All of the records should come back exactly as written.

▸ **Extracted data**
====

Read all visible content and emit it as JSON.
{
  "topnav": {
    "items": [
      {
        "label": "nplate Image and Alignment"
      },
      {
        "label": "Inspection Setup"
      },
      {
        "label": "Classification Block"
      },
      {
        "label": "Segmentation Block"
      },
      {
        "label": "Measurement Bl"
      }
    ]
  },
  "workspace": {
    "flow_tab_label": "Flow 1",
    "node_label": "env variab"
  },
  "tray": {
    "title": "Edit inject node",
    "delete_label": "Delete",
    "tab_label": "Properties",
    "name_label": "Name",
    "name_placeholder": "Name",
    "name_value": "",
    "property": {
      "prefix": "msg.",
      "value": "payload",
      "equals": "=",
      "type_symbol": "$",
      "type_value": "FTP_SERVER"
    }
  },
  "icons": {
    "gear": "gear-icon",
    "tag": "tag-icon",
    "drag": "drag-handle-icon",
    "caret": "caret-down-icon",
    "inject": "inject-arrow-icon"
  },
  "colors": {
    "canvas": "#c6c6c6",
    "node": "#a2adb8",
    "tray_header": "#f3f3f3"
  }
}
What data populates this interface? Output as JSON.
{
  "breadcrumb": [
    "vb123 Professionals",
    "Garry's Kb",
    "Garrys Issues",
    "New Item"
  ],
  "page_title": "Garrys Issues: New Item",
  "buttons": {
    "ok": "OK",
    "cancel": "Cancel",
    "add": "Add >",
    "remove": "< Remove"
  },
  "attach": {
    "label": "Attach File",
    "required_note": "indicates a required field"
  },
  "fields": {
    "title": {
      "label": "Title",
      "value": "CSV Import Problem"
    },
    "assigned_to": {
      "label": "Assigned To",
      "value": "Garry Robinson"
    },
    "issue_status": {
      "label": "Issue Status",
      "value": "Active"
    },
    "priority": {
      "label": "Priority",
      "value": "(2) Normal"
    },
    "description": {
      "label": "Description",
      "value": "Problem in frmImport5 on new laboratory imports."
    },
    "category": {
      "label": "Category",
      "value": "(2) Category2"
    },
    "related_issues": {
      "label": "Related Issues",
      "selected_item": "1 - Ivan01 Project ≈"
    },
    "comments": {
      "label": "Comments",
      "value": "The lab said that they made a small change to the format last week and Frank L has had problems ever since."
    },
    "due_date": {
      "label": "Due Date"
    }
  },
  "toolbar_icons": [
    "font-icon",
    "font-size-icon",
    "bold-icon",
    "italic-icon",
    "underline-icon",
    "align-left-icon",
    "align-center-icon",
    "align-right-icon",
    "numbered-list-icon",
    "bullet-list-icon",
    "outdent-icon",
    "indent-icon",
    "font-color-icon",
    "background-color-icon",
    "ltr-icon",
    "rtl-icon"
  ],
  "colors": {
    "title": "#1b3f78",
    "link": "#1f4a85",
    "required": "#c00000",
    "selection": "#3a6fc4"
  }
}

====

▸ **Written response**
Read all visible content and emit it as JSON.
{
  "topnav": {
    "items": [
      {
        "label": "nplate Image and Alignment"
      },
      {
        "label": "Inspection Setup"
      },
      {
        "label": "Classification Block"
      },
      {
        "label": "Segmentation Block"
      },
      {
        "label": "Measurement Bl"
      }
    ]
  },
  "workspace": {
    "flow_tab_label": "Flow 1",
    "node_label": "env variab"
  },
  "tray": {
    "title": "Edit inject node",
    "delete_label": "Delete",
    "tab_label": "Properties",
    "name_label": "Name",
    "name_placeholder": "Name",
    "name_value": "",
    "property": {
      "prefix": "msg.",
      "value": "payload",
      "equals": "=",
      "type_symbol": "$",
      "type_value": "FTP_SERVER"
    }
  },
  "icons": {
    "gear": "gear-icon",
    "tag": "tag-icon",
    "drag": "drag-handle-icon",
    "caret": "caret-down-icon",
    "inject": "inject-arrow-icon"
  },
  "colors": {
    "canvas": "#c6c6c6",
    "node": "#a2adb8",
    "tray_header": "#f3f3f3"
  }
}
What data populates this interface? Output as JSON.
{
  "breadcrumb": [
    "vb123 Professionals",
    "Garry's Kb",
    "Garrys Issues",
    "New Item"
  ],
  "page_title": "Garrys Issues: New Item",
  "buttons": {
    "ok": "OK",
    "cancel": "Cancel",
    "add": "Add >",
    "remove": "< Remove"
  },
  "attach": {
    "label": "Attach File",
    "required_note": "indicates a required field"
  },
  "fields": {
    "title": {
      "label": "Title",
      "value": "CSV Import Problem"
    },
    "assigned_to": {
      "label": "Assigned To",
      "value": "Garry Robinson"
    },
    "issue_status": {
      "label": "Issue Status",
      "value": "Active"
    },
    "priority": {
      "label": "Priority",
      "value": "(2) Normal"
    },
    "description": {
      "label": "Description",
      "value": "Problem in frmImport5 on new laboratory imports."
    },
    "category": {
      "label": "Category",
      "value": "(2) Category2"
    },
    "related_issues": {
      "label": "Related Issues",
      "selected_item": "1 - Ivan01 Project ≈"
    },
    "comments": {
      "label": "Comments",
      "value": "The lab said that they made a small change to the format last week and Frank L has had problems ever since."
    },
    "due_date": {
      "label": "Due Date"
    }
  },
  "toolbar_icons": [
    "font-icon",
    "font-size-icon",
    "bold-icon",
    "italic-icon",
    "underline-icon",
    "align-left-icon",
    "align-center-icon",
    "align-right-icon",
    "numbered-list-icon",
    "bullet-list-icon",
    "outdent-icon",
    "indent-icon",
    "font-color-icon",
    "background-color-icon",
    "ltr-icon",
    "rtl-icon"
  ],
  "colors": {
    "title": "#1b3f78",
    "link": "#1f4a85",
    "required": "#c00000",
    "selection": "#3a6fc4"
  }
}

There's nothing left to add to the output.